    Steve F.

    • Steve, you and I communicated back in 2005 when you found this Rasmus page I made. If your sister-in-law is up to the task, it would be wonderful to have a literal (not just summarized) translation of the book on that page.

      • Steve Fiebiger

        Erik – You’re right – and thanks for refreshing my memory on the earlier connection. I’ll check with my sister-in-law.

  • Friends of the Viking Ship

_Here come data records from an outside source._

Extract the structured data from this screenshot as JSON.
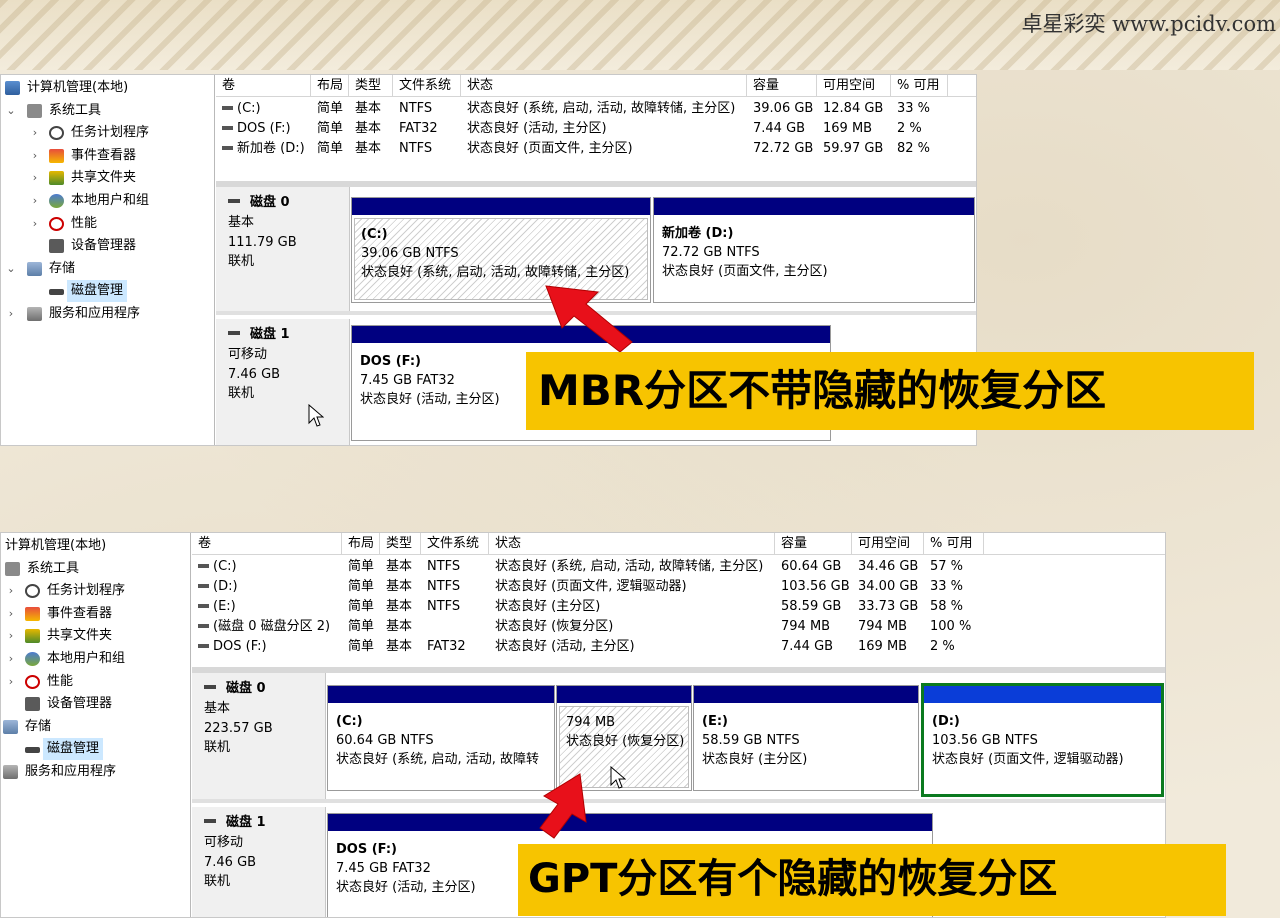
{
  "site_credit": "卓星彩奕 www.pcidv.com",
  "tree_items": {
    "root": "计算机管理(本地)",
    "system_tools": "系统工具",
    "task_scheduler": "任务计划程序",
    "event_viewer": "事件查看器",
    "shared_folders": "共享文件夹",
    "local_users": "本地用户和组",
    "performance": "性能",
    "device_manager": "设备管理器",
    "storage": "存储",
    "disk_management": "磁盘管理",
    "services": "服务和应用程序"
  },
  "columns": [
    "卷",
    "布局",
    "类型",
    "文件系统",
    "状态",
    "容量",
    "可用空间",
    "% 可用"
  ],
  "mbr": {
    "volumes": [
      {
        "name": "(C:)",
        "layout": "简单",
        "type": "基本",
        "fs": "NTFS",
        "status": "状态良好 (系统, 启动, 活动, 故障转储, 主分区)",
        "capacity": "39.06 GB",
        "free": "12.84 GB",
        "pct": "33 %"
      },
      {
        "name": "DOS (F:)",
        "layout": "简单",
        "type": "基本",
        "fs": "FAT32",
        "status": "状态良好 (活动, 主分区)",
        "capacity": "7.44 GB",
        "free": "169 MB",
        "pct": "2 %"
      },
      {
        "name": "新加卷 (D:)",
        "layout": "简单",
        "type": "基本",
        "fs": "NTFS",
        "status": "状态良好 (页面文件, 主分区)",
        "capacity": "72.72 GB",
        "free": "59.97 GB",
        "pct": "82 %"
      }
    ],
    "disks": [
      {
        "name": "磁盘 0",
        "type": "基本",
        "size": "111.79 GB",
        "state": "联机",
        "partitions": [
          {
            "label": "(C:)",
            "size": "39.06 GB NTFS",
            "status": "状态良好 (系统, 启动, 活动, 故障转储, 主分区)"
          },
          {
            "label": "新加卷  (D:)",
            "size": "72.72 GB NTFS",
            "status": "状态良好 (页面文件, 主分区)"
          }
        ]
      },
      {
        "name": "磁盘 1",
        "type": "可移动",
        "size": "7.46 GB",
        "state": "联机",
        "partitions": [
          {
            "label": "DOS  (F:)",
            "size": "7.45 GB FAT32",
            "status": "状态良好 (活动, 主分区)"
          }
        ]
      }
    ],
    "callout": "MBR分区不带隐藏的恢复分区"
  },
  "gpt": {
    "volumes": [
      {
        "name": "(C:)",
        "layout": "简单",
        "type": "基本",
        "fs": "NTFS",
        "status": "状态良好 (系统, 启动, 活动, 故障转储, 主分区)",
        "capacity": "60.64 GB",
        "free": "34.46 GB",
        "pct": "57 %"
      },
      {
        "name": "(D:)",
        "layout": "简单",
        "type": "基本",
        "fs": "NTFS",
        "status": "状态良好 (页面文件, 逻辑驱动器)",
        "capacity": "103.56 GB",
        "free": "34.00 GB",
        "pct": "33 %"
      },
      {
        "name": "(E:)",
        "layout": "简单",
        "type": "基本",
        "fs": "NTFS",
        "status": "状态良好 (主分区)",
        "capacity": "58.59 GB",
        "free": "33.73 GB",
        "pct": "58 %"
      },
      {
        "name": "(磁盘 0 磁盘分区 2)",
        "layout": "简单",
        "type": "基本",
        "fs": "",
        "status": "状态良好 (恢复分区)",
        "capacity": "794 MB",
        "free": "794 MB",
        "pct": "100 %"
      },
      {
        "name": "DOS (F:)",
        "layout": "简单",
        "type": "基本",
        "fs": "FAT32",
        "status": "状态良好 (活动, 主分区)",
        "capacity": "7.44 GB",
        "free": "169 MB",
        "pct": "2 %"
      }
    ],
    "disks": [
      {
        "name": "磁盘 0",
        "type": "基本",
        "size": "223.57 GB",
        "state": "联机",
        "partitions": [
          {
            "label": "(C:)",
            "size": "60.64 GB NTFS",
            "status": "状态良好 (系统, 启动, 活动, 故障转",
            "hatched": false
          },
          {
            "label": "",
            "size": "794 MB",
            "status": "状态良好 (恢复分区)",
            "hatched": true
          },
          {
            "label": "(E:)",
            "size": "58.59 GB NTFS",
            "status": "状态良好 (主分区)",
            "hatched": false
          },
          {
            "label": "(D:)",
            "size": "103.56 GB NTFS",
            "status": "状态良好 (页面文件, 逻辑驱动器)",
            "hatched": false
          }
        ]
      },
      {
        "name": "磁盘 1",
        "type": "可移动",
        "size": "7.46 GB",
        "state": "联机",
        "partitions": [
          {
            "label": "DOS  (F:)",
            "size": "7.45 GB FAT32",
            "status": "状态良好 (活动, 主分区)"
          }
        ]
      }
    ],
    "callout": "GPT分区有个隐藏的恢复分区"
  },
  "colors": {
    "partition_bar": "#000080",
    "selected_partition_bar": "#0a3dd8",
    "selected_border": "#0b7a1f",
    "callout_bg": "#f7c400",
    "arrow": "#e8101a"
  },
  "icons": {
    "arrow": "red-arrow-icon",
    "cursor": "mouse-pointer-icon"
  }
}
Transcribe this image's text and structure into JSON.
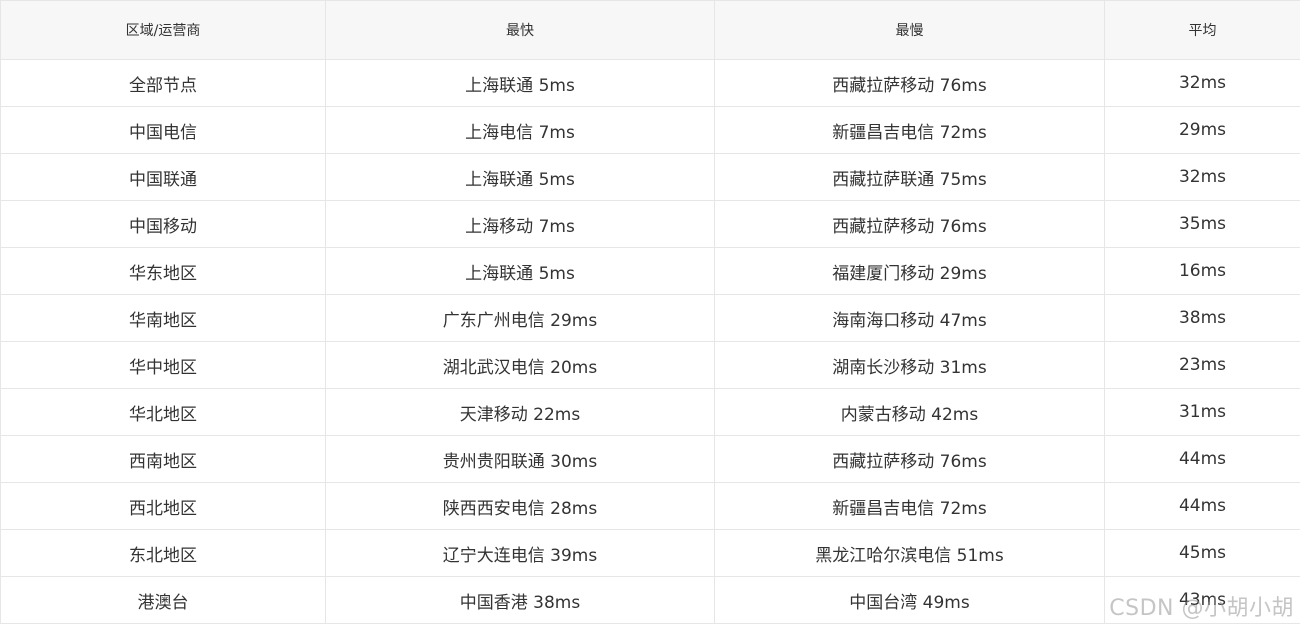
{
  "table": {
    "headers": [
      "区域/运营商",
      "最快",
      "最慢",
      "平均"
    ],
    "rows": [
      [
        "全部节点",
        "上海联通 5ms",
        "西藏拉萨移动 76ms",
        "32ms"
      ],
      [
        "中国电信",
        "上海电信 7ms",
        "新疆昌吉电信 72ms",
        "29ms"
      ],
      [
        "中国联通",
        "上海联通 5ms",
        "西藏拉萨联通 75ms",
        "32ms"
      ],
      [
        "中国移动",
        "上海移动 7ms",
        "西藏拉萨移动 76ms",
        "35ms"
      ],
      [
        "华东地区",
        "上海联通 5ms",
        "福建厦门移动 29ms",
        "16ms"
      ],
      [
        "华南地区",
        "广东广州电信 29ms",
        "海南海口移动 47ms",
        "38ms"
      ],
      [
        "华中地区",
        "湖北武汉电信 20ms",
        "湖南长沙移动 31ms",
        "23ms"
      ],
      [
        "华北地区",
        "天津移动 22ms",
        "内蒙古移动 42ms",
        "31ms"
      ],
      [
        "西南地区",
        "贵州贵阳联通 30ms",
        "西藏拉萨移动 76ms",
        "44ms"
      ],
      [
        "西北地区",
        "陕西西安电信 28ms",
        "新疆昌吉电信 72ms",
        "44ms"
      ],
      [
        "东北地区",
        "辽宁大连电信 39ms",
        "黑龙江哈尔滨电信 51ms",
        "45ms"
      ],
      [
        "港澳台",
        "中国香港 38ms",
        "中国台湾 49ms",
        "43ms"
      ]
    ]
  },
  "watermark": "CSDN @小胡小胡"
}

    Erik, Your great great grandfather’s book, Viking – from Norway to America, written in 1894, was translated from Norwegian to English back in 1984. It is a delightful book to read and gives us a first-hand account of the crew’s courageous journey across the Atlantic, through the Erie Canal and on the Great Lakes to Chicago. Friends of the Viking Ship, NFP, a 501(c)3 organization devoted to the preservation of the very ship your great great grandfather sailed to the Columbian Exposition was given permission to republish the translation. All proceeds from the translation are being used to preserve the “Viking”.

  • Elizabeth Chamberlin

    Thanks for this! I’m one of David’s (Glen & Joyce’s son) biological daughters. Your information is great.

  • Justin Anderson

    Whoa…stumbled upon this while looking for online references for The Viking’s wikipedia page. Your distant cousin, Mark, is my uncle! Rasmus is my great-great grandfather through his son Johan/John. Everything on this post seems to be from many years ago, but if you get notification of my comment here, let me know! I have an original printing of his book (in old Norwegian/Danish script) as well as an original copy of his obituary from a Norwegian-American Lutheran Newpaper and many other documents…I did not expect to find comments from so many other descendants here! Also the photo of you as a child looks so much like two of my cousins.

    • That’s great! So cool. I’ll send you an email.

  • Alexander

    Hi, the letter intro states “Kjære”. It’s the same as “Dear”. This is actually written in Danish, which was the written language in Norway at that time.